Stored dataset items:

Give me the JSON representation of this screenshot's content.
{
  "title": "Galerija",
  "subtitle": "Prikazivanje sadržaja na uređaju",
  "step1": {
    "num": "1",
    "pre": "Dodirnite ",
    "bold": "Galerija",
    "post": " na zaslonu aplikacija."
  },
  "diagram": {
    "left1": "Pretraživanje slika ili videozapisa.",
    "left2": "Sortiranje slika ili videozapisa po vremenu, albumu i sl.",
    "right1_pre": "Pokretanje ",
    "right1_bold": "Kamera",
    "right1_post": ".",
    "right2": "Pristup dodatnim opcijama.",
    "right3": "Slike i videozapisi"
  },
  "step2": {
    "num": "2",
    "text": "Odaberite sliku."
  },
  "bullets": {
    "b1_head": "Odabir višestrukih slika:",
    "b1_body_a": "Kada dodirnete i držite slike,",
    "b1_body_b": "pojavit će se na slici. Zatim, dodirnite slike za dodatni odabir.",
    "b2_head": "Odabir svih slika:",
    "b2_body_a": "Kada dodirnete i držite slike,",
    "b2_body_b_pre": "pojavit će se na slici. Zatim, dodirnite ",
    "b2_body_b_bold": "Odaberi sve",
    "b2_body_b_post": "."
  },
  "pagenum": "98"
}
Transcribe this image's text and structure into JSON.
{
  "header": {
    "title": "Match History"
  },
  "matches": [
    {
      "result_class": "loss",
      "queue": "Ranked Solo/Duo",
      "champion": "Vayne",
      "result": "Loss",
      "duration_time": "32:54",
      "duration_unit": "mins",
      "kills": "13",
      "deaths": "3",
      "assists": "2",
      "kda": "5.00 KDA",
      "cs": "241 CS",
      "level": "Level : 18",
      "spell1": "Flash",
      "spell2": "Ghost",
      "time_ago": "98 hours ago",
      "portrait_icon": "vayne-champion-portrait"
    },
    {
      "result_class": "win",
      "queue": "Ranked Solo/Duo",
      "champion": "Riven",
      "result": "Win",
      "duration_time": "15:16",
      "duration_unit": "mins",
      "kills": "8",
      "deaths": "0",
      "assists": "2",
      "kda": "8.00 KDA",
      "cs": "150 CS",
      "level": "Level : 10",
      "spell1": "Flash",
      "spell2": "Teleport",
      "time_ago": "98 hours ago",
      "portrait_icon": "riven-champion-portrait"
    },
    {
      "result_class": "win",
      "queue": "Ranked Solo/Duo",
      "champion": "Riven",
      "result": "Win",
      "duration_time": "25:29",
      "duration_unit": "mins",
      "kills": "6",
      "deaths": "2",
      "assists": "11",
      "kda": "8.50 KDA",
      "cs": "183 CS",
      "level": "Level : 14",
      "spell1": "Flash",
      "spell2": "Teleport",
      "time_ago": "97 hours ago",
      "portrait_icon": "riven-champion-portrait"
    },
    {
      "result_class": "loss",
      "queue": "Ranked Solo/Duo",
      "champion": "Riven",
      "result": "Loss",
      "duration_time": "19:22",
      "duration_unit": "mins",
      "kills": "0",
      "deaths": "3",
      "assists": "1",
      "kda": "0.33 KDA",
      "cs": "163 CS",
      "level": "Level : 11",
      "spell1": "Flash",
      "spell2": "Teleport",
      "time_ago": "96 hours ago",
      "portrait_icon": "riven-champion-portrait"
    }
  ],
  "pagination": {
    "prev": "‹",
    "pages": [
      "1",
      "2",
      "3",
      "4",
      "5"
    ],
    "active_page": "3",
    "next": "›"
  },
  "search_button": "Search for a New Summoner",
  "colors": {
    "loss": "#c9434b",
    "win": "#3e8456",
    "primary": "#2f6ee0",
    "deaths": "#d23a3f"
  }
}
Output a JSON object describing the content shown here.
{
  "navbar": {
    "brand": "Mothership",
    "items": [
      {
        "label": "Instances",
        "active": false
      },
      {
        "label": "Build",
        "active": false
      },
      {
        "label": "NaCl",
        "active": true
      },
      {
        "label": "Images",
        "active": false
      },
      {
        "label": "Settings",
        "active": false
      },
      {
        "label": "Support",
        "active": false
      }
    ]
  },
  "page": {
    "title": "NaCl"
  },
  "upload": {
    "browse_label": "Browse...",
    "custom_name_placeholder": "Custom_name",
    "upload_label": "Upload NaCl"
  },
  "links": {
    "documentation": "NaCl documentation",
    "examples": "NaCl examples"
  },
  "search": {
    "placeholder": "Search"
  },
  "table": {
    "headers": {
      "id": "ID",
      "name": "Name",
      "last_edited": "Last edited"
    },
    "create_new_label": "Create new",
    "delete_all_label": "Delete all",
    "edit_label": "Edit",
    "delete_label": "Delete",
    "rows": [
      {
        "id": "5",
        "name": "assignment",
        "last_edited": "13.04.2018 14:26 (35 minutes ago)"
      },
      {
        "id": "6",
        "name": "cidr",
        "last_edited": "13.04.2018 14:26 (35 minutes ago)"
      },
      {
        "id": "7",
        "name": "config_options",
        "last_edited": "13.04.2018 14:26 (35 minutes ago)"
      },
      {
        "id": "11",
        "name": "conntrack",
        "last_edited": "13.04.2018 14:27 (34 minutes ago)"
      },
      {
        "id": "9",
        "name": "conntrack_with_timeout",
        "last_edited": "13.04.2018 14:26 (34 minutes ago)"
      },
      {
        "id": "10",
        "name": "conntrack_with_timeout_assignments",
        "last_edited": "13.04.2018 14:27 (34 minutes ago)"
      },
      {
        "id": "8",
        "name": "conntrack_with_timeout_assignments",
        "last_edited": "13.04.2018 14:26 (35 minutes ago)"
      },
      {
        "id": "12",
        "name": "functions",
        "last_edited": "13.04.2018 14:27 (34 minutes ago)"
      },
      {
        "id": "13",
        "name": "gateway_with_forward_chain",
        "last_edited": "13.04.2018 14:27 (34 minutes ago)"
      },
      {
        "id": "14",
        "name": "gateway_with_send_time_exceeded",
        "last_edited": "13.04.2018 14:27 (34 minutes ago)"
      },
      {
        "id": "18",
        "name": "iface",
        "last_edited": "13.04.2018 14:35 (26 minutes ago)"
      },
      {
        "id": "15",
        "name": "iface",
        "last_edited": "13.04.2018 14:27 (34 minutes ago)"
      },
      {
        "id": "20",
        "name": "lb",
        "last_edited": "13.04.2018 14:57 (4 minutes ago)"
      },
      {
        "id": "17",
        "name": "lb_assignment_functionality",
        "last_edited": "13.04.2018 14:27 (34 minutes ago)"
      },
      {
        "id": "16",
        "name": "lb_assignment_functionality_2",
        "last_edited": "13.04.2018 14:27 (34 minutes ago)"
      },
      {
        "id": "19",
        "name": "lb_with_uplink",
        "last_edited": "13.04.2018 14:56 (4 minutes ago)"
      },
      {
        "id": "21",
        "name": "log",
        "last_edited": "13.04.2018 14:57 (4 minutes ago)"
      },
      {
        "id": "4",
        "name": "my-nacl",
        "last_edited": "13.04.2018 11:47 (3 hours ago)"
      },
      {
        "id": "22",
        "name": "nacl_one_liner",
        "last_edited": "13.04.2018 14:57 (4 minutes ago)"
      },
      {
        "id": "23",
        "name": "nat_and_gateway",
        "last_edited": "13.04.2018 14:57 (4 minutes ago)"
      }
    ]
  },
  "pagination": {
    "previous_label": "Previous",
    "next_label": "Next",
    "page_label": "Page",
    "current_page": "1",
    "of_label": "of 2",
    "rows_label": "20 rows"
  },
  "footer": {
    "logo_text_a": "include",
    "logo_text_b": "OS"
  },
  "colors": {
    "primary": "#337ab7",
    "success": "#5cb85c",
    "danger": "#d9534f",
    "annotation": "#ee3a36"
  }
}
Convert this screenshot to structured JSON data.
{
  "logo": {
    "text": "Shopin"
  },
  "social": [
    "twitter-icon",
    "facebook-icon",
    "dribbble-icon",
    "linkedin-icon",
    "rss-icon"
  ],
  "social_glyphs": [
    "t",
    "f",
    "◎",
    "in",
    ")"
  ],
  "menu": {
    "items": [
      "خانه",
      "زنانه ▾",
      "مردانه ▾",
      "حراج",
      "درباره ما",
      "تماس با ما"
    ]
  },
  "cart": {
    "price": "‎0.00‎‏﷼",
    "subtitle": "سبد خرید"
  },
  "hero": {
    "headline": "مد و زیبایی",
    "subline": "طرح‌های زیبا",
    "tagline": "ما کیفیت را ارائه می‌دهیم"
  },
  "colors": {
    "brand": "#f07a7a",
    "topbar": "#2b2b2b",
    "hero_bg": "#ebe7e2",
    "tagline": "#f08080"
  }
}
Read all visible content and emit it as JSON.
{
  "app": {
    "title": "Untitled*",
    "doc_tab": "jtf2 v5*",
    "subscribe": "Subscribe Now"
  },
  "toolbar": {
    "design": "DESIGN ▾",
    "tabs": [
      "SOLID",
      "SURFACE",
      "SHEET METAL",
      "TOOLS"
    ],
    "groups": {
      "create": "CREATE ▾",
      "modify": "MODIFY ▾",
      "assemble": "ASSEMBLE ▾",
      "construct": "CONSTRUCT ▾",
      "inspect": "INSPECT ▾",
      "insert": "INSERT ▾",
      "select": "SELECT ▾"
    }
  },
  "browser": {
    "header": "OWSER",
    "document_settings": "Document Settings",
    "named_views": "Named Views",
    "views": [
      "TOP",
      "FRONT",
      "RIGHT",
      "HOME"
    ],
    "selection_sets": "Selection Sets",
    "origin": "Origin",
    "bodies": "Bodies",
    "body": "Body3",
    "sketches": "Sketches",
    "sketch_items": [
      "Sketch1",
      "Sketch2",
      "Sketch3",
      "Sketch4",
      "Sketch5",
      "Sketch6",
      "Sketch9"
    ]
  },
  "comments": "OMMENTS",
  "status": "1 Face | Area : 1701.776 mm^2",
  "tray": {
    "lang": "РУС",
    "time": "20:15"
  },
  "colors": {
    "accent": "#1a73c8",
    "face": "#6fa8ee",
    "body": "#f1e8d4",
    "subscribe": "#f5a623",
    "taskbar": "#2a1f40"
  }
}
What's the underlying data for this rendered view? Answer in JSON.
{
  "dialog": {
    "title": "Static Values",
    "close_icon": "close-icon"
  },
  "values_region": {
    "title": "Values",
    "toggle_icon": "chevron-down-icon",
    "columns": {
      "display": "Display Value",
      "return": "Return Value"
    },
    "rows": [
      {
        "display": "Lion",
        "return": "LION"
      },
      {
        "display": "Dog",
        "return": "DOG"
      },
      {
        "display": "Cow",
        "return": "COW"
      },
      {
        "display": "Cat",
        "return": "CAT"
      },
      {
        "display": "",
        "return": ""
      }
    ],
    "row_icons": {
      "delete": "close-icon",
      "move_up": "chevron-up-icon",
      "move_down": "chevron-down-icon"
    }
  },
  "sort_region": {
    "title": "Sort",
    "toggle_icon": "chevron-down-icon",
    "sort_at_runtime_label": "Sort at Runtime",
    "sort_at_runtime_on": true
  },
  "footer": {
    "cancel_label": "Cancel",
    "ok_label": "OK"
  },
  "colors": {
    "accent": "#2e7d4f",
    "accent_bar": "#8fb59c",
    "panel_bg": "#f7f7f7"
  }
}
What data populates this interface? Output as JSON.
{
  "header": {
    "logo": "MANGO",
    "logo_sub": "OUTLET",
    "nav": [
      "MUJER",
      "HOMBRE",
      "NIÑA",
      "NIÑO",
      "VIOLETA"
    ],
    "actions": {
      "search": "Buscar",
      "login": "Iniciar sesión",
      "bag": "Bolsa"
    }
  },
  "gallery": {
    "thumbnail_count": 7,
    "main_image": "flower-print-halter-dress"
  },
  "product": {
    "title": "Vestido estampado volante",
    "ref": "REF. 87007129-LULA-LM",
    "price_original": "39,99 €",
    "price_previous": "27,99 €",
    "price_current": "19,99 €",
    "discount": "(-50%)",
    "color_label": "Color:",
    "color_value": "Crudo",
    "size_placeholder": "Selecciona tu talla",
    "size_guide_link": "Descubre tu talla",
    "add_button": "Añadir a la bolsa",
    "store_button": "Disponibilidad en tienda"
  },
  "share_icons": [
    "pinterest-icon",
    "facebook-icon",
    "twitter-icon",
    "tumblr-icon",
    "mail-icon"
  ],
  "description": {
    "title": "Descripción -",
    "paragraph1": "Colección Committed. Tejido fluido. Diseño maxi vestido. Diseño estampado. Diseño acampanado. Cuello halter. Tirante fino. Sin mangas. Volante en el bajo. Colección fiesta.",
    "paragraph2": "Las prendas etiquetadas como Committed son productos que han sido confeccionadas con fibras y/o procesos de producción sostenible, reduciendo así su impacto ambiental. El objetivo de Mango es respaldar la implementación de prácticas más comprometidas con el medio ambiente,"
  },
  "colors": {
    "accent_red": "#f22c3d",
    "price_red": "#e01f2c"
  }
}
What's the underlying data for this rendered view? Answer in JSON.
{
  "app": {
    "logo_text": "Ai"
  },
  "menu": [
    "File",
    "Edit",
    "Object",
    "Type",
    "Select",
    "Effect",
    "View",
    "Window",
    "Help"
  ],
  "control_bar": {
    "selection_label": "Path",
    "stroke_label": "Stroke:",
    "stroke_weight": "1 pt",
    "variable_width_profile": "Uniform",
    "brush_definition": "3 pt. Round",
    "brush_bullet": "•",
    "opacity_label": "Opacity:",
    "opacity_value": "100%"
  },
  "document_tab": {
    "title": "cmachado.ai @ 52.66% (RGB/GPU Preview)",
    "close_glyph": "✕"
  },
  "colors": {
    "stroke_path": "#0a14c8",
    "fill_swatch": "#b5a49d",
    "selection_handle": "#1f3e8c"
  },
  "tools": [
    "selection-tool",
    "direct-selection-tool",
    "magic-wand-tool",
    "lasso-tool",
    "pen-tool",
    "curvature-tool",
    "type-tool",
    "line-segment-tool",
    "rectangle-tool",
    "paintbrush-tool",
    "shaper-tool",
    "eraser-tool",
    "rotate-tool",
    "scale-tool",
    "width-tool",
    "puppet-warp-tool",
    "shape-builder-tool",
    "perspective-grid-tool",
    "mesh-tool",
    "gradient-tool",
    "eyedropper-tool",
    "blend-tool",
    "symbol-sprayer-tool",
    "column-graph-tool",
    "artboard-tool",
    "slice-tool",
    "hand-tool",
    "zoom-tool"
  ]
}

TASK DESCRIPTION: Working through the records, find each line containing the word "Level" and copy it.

EXERCISE OUTPUT:
      "level": "Level : 18",
      "level": "Level : 10",
      "level": "Level : 14",
      "level": "Level : 11",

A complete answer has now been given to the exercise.